Good technical writing is the opposite of all that. It has to be, or it’s not really doing its job.
What is technical writing and why is it so in demand?
provides a bang-on definition of technical writing: the practice of putting technical information into easily understandable language. It’s in high demand for two polar opposite reasons: too many experts and not enough experts.
Let’s look at both.
Too many experts means not enough understanding
The age of the generalist has gone the way of the dodo. Today, everyone is a specialist, sub-specialist or sub-sub-specialist. They know more about their narrow field of expertise than anyone else, and that knowledge acts as a bottleneck to understanding for everyone else.
Oftentimes, when one of these specialists attempts to explain what they know, it’s wrapped up in far too much jargon and inside information for anyone without their level of learning in the field to have any idea what it means.
And you can hardly fault the expert for that. After all, they understand the material perfectly well, and they probably spend most of their time with people who understand it too. To them, the complexity of the material is what makes it simple; they have no need to simplify further and no practice doing it.
This is where a good technical writer comes in. A technical writer worth his or her weight can read through the text and find the key messages or benefits that would impress a reader who needs to understand what the specialist is saying but doesn’t.
Served up simply, a layperson can understand what the material means, but more importantly, they can understand what it means for them.
Not enough experts means too much misunderstanding
Think about the typical business unit and how many roles are represented: technicians, operators, analysts, communicators, sales reps, account managers and lord knows how many more disciplines. Each of these people have a client they have to answer to, and the only thing more frustrating to a client than having to wait for answers from their suppliers or vendors is getting the wrong answers.

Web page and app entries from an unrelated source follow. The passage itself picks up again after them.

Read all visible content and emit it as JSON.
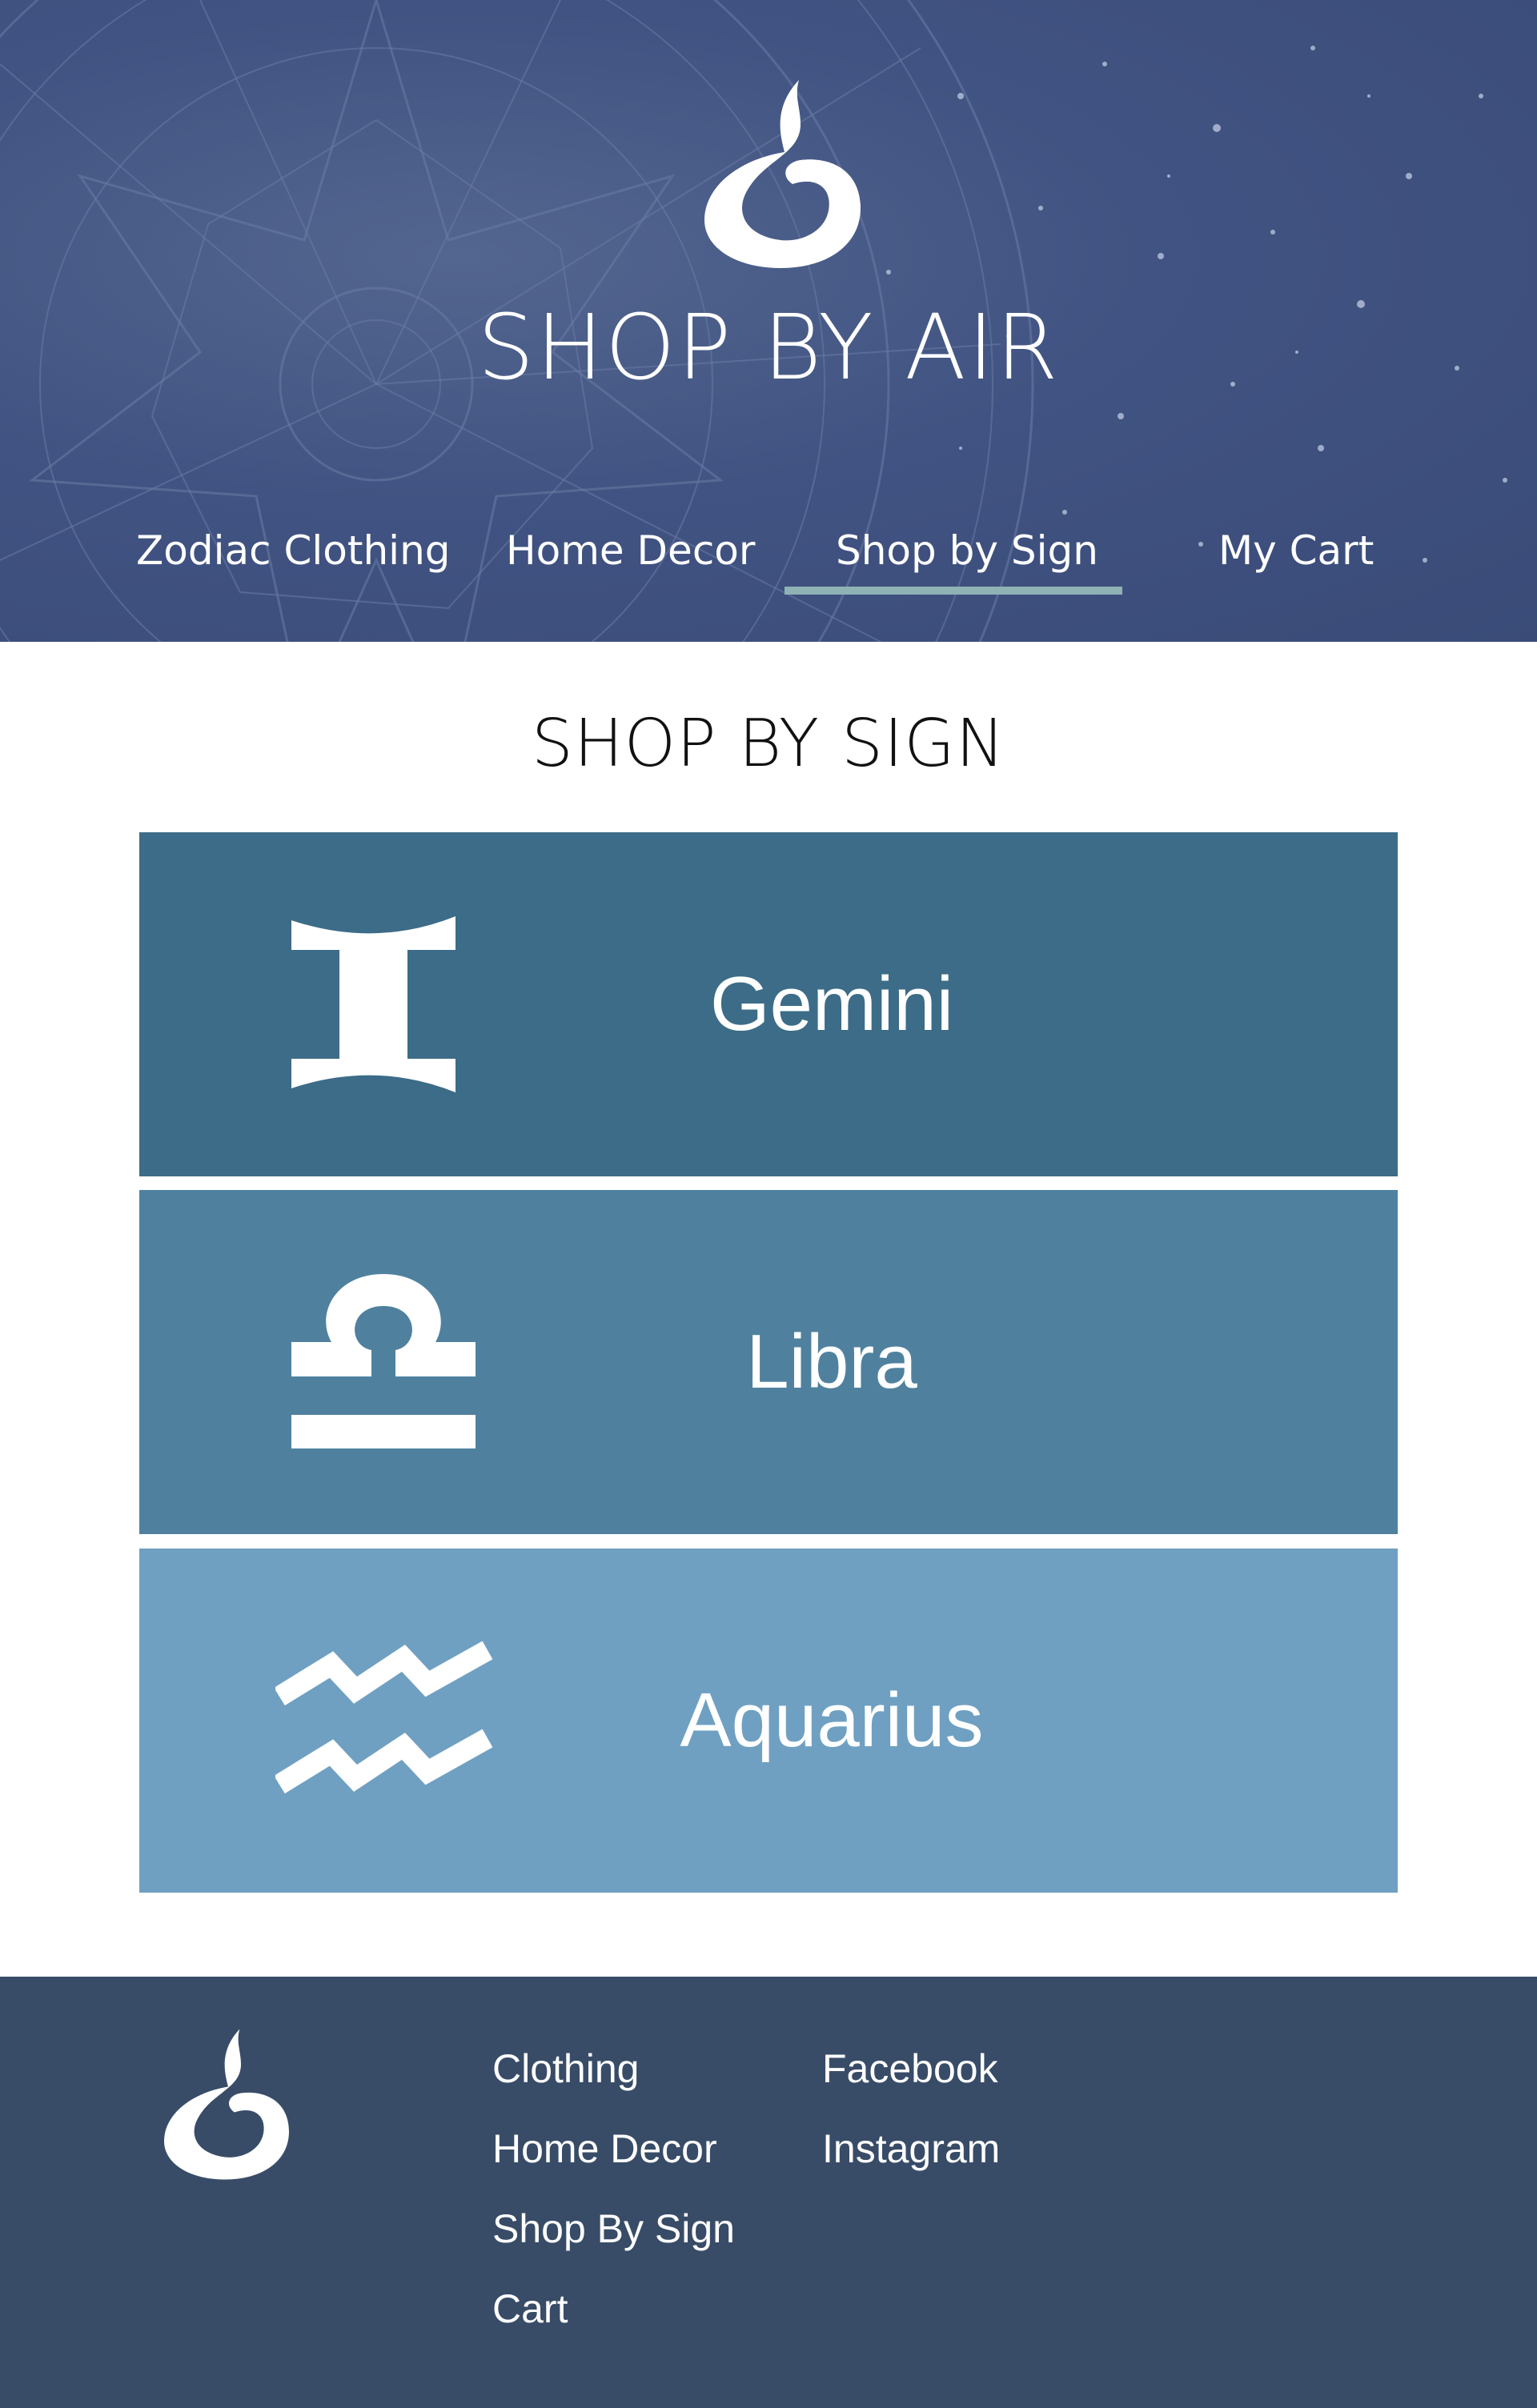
{
  "header": {
    "title": "SHOP BY AIR",
    "logo_icon": "air-flame-logo-icon",
    "nav": [
      {
        "label": "Zodiac Clothing",
        "active": false
      },
      {
        "label": "Home Decor",
        "active": false
      },
      {
        "label": "Shop by Sign",
        "active": true
      },
      {
        "label": "My Cart",
        "active": false
      }
    ],
    "active_underline_color": "#8fb2b4"
  },
  "main": {
    "title": "SHOP BY SIGN",
    "signs": [
      {
        "label": "Gemini",
        "icon": "gemini-icon",
        "color": "#3c6c88"
      },
      {
        "label": "Libra",
        "icon": "libra-icon",
        "color": "#4f819f"
      },
      {
        "label": "Aquarius",
        "icon": "aquarius-icon",
        "color": "#6fa0c2"
      }
    ]
  },
  "footer": {
    "background": "#384c68",
    "logo_icon": "air-flame-logo-icon",
    "shop_links": [
      "Clothing",
      "Home Decor",
      "Shop By Sign",
      "Cart"
    ],
    "social_links": [
      "Facebook",
      "Instagram"
    ]
  }
}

The problems with big multi-role teams is that (a) no one can be an expert in everything, (b) not everyone is available to answer technical questions about their part of the job when a client needs those answers and (c) if an expert is available to answer the question, it might not be satisfactory for the client (see previous section).
For this reason, big companies will invest in technical writing to put everyone on the same page. They’ll deliver what amounts to cheat sheets for everyone on the team that clearly and simply outlines the features and benefits of everyone else’s contributions so anyone can speak to anything confidently and accurately.
Technical Writing Isn’t Creative? Ha!
Anyone can drop a zinger or throw some sarcastic shade at someone else. But only a highly creative person can pour through reams of information about hot mold injections, Copper Beryllium and Titanium-Zirconium Molybdenum and come back with something that a plant manager who dropped out of high school would understand, while at the same time pleasing the Double-PhD in Physics and Chemistry who created the technology.
And only a truly gifted creative writer can teach a boomer to program an iPhone.
4 qualities to look for in a technical writing vendor
1. A diverse portfolio
You want a technical writer with demonstrated comfort in a variety of material. This shows you they know how to read and research, and they’re not reliant on their background for knowledge.
2. A universally easy writing style
You want anyone who picks up your material to be able to get it. And you don’t want them to have to work too hard.
3. Attention to detail
Technical writing is about getting the facts right and you want people who respect that. These are people who check, double-check and triple-check their work ¾including their emails to you.
4. Respect for deadlines
Technical writing is often associated with a presentation, launch, pitch or another time-sensitive event. Your technical writer should be consistent in delivering ahead of schedule.